A number of last names are in fact, acronyms such as Katz is a short form of Kohen Tzadik, virtuous cleric. Mainly Ashkenazi surnames are German or Yiddish in the beginning still is simply some are rooted in Hebrew include Schochet indicates a slaughter or Joffe, from Yafe stands for gorgeous. Last names can disclose appealing racial sources. An Ashkenazi named Franks almost certainly has a Sephardi predecessor so Frank was a nickname for Sephardim. Similarly, a Sephardi called Tedesco probably has Ashkenazi ancestors Tedesco represents German. With that reason, a Jew named Ashkenazi or Eskenazi is possible to be Sephardi.

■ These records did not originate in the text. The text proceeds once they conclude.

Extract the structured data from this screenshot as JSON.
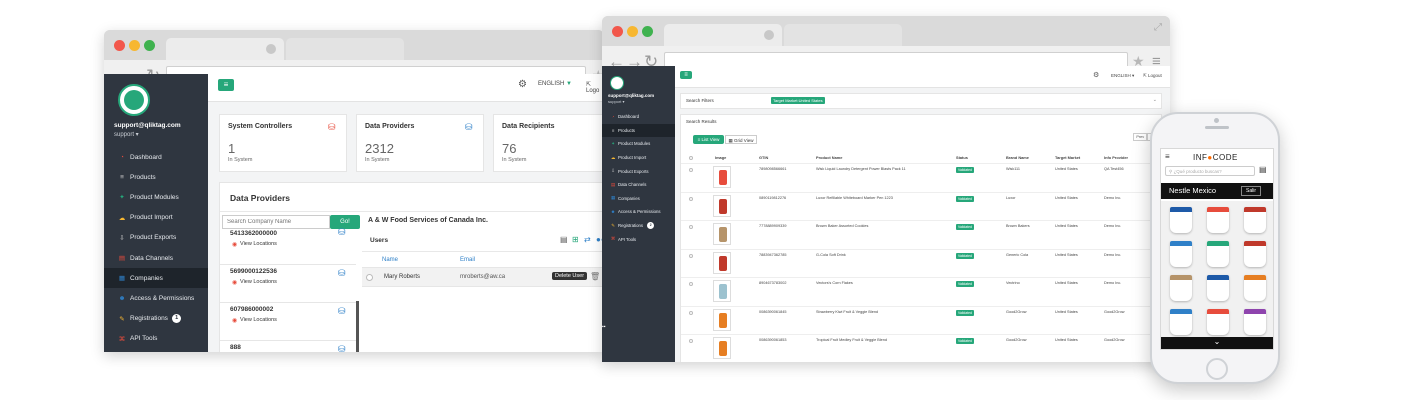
{
  "colors": {
    "accent": "#26a77a",
    "sidebar": "#2f3640",
    "brand_orange": "#ff6b00",
    "red": "#e74c3c",
    "blue": "#2f80c8"
  },
  "b1": {
    "user_email": "support@qliktag.com",
    "user_role": "support ▾",
    "lang": "ENGLISH",
    "logout": "Logo",
    "menu": [
      {
        "label": "Dashboard",
        "icon": "dashboard-icon"
      },
      {
        "label": "Products",
        "icon": "list-icon"
      },
      {
        "label": "Product Modules",
        "icon": "puzzle-icon"
      },
      {
        "label": "Product Import",
        "icon": "cloud-upload-icon"
      },
      {
        "label": "Product Exports",
        "icon": "export-icon"
      },
      {
        "label": "Data Channels",
        "icon": "file-icon"
      },
      {
        "label": "Companies",
        "icon": "building-icon"
      },
      {
        "label": "Access & Permissions",
        "icon": "users-icon"
      },
      {
        "label": "Registrations",
        "icon": "edit-icon",
        "badge": "1"
      },
      {
        "label": "API Tools",
        "icon": "api-icon"
      }
    ],
    "stats": [
      {
        "title": "System Controllers",
        "value": "1",
        "sub": "In System"
      },
      {
        "title": "Data Providers",
        "value": "2312",
        "sub": "In System"
      },
      {
        "title": "Data Recipients",
        "value": "76",
        "sub": "In System"
      }
    ],
    "providers_title": "Data Providers",
    "search_placeholder": "Search Company Name",
    "search_btn": "Go!",
    "providers": [
      {
        "code": "5413362000000",
        "link": "View Locations"
      },
      {
        "code": "5699000122536",
        "link": "View Locations"
      },
      {
        "code": "607986000002",
        "link": "View Locations"
      },
      {
        "code": "888",
        "link": ""
      }
    ],
    "company_name": "A & W Food Services of Canada Inc.",
    "users_title": "Users",
    "users_headers": [
      "Name",
      "Email"
    ],
    "user_row": {
      "name": "Mary Roberts",
      "email": "mroberts@aw.ca"
    },
    "tooltip": "Delete User"
  },
  "b2": {
    "user_email": "support@qliktag.com",
    "user_role": "support ▾",
    "lang": "ENGLISH ▾",
    "logout": "Logout",
    "menu": [
      {
        "label": "Dashboard",
        "icon": "dashboard-icon"
      },
      {
        "label": "Products",
        "icon": "list-icon"
      },
      {
        "label": "Product Modules",
        "icon": "puzzle-icon"
      },
      {
        "label": "Product Import",
        "icon": "cloud-upload-icon"
      },
      {
        "label": "Product Exports",
        "icon": "export-icon"
      },
      {
        "label": "Data Channels",
        "icon": "file-icon"
      },
      {
        "label": "Companies",
        "icon": "building-icon"
      },
      {
        "label": "Access & Permissions",
        "icon": "users-icon"
      },
      {
        "label": "Registrations",
        "icon": "edit-icon",
        "badge": "2"
      },
      {
        "label": "API Tools",
        "icon": "api-icon"
      }
    ],
    "filters_label": "Search Filters",
    "filter_chip": "Target Market:United States",
    "results_label": "Search Results",
    "list_view": "List View",
    "grid_view": "Grid View",
    "pager": [
      "Prev",
      "Next"
    ],
    "headers": [
      "Image",
      "GTIN",
      "Product Name",
      "Status",
      "Brand Name",
      "Target Market",
      "Info Provider"
    ],
    "rows": [
      {
        "gtin": "7898098566661",
        "name": "Wisk Liquid Laundry Detergent Power Blasts Pack 11",
        "status": "Validated",
        "brand": "Wisk111",
        "market": "United States",
        "provider": "QA Test456"
      },
      {
        "gtin": "0890119812276",
        "name": "Luxor Refillable Whiteboard Marker Pen 1223",
        "status": "Validated",
        "brand": "Luxor",
        "market": "United States",
        "provider": "Demo Inc."
      },
      {
        "gtin": "7778889909339",
        "name": "Brown Baker Assorted Cookies",
        "status": "Validated",
        "brand": "Brown Bakers",
        "market": "United States",
        "provider": "Demo Inc."
      },
      {
        "gtin": "7883947362785",
        "name": "G-Cola Soft Drink",
        "status": "Validated",
        "brand": "Generic Cola",
        "market": "United States",
        "provider": "Demo Inc."
      },
      {
        "gtin": "8904673783002",
        "name": "Vectors's Corn Flakes",
        "status": "Validated",
        "brand": "Vectrino",
        "market": "United States",
        "provider": "Demo Inc."
      },
      {
        "gtin": "0086390061845",
        "name": "Strawberry Kiwi Fruit & Veggie Blend",
        "status": "Validated",
        "brand": "Good2Grow",
        "market": "United States",
        "provider": "Good2Grow"
      },
      {
        "gtin": "0086390061853",
        "name": "Tropical Fruit Medley Fruit & Veggie Blend",
        "status": "Validated",
        "brand": "Good2Grow",
        "market": "United States",
        "provider": "Good2Grow"
      }
    ]
  },
  "phone": {
    "logo_left": "INF",
    "logo_right": "CODE",
    "search_placeholder": "¿Qué producto buscas?",
    "store": "Nestle Mexico",
    "exit_btn": "Salir"
  }
}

To take on German-accenting surnames In 1787 Austria required Jews. Several Jews seem that compensated for striking paradigms founded on flowers and jewels like Bernstein, ‘amber’, Edelstein, ‘valuable granite’, Rosenthal, ‘valley of roses’. Less opportune persons be given more common names such as Klein, tiny; Schwartz, black or yet detrimental names such as Taschengregger means robber or Ochsenschwantz signifies ox tail. Jewish-accenting names were regularly accommodating in 20th centennial Britain, and to a smaller scope in USA, Australia, Canada and South Africa. Though, this was not merely for the reason that Jews sought to incorporate. Occasionally this was part of a greater inclination towards accommodating names, for instance, throughout World War I in 1917, known detest for Germany still converted the name of the Royal Family of Great Britain from Saxe-Coburg-Gotha to Windsor.  Royal cousins living in Great Britain were commanded by the King to as well accommodate their names thus, for instance, Prince Louis of Battenberg implemented the family name Mountbatten which is an adapted translation of Battenberg. For the period of World War II, Jewish troop accepted English-sounding names to keep away from definite demise if imprisoned by German Nazis such as Cohen might be converted to Cahill.


Most Israelis preferred genuine Hebrew ones as an alternative thinking that German, Spanish and Arabic last names stank of the ghetto. For instance, Eliezer Ben-Yehuda himself was originated from Perelman. Most modern names frequently sounded similar to the previous ones. David Ben-Gurion was previously Gruen, Levi Eshkol was Shkolnik and Shimon Peres was Perski. Some opted names that denoted the same, for instance, Novik ‘new’ turn into Hadash. A mixture of Jewish rule, legacy of one’s father’s last name and mixed marriage indicates that at present using a Jewish surname is no assurance of being Jewish. Therefore, William Cohen, Caspar Weinberger and  Barry Goldwater and do not automatically have any Jewish legacy.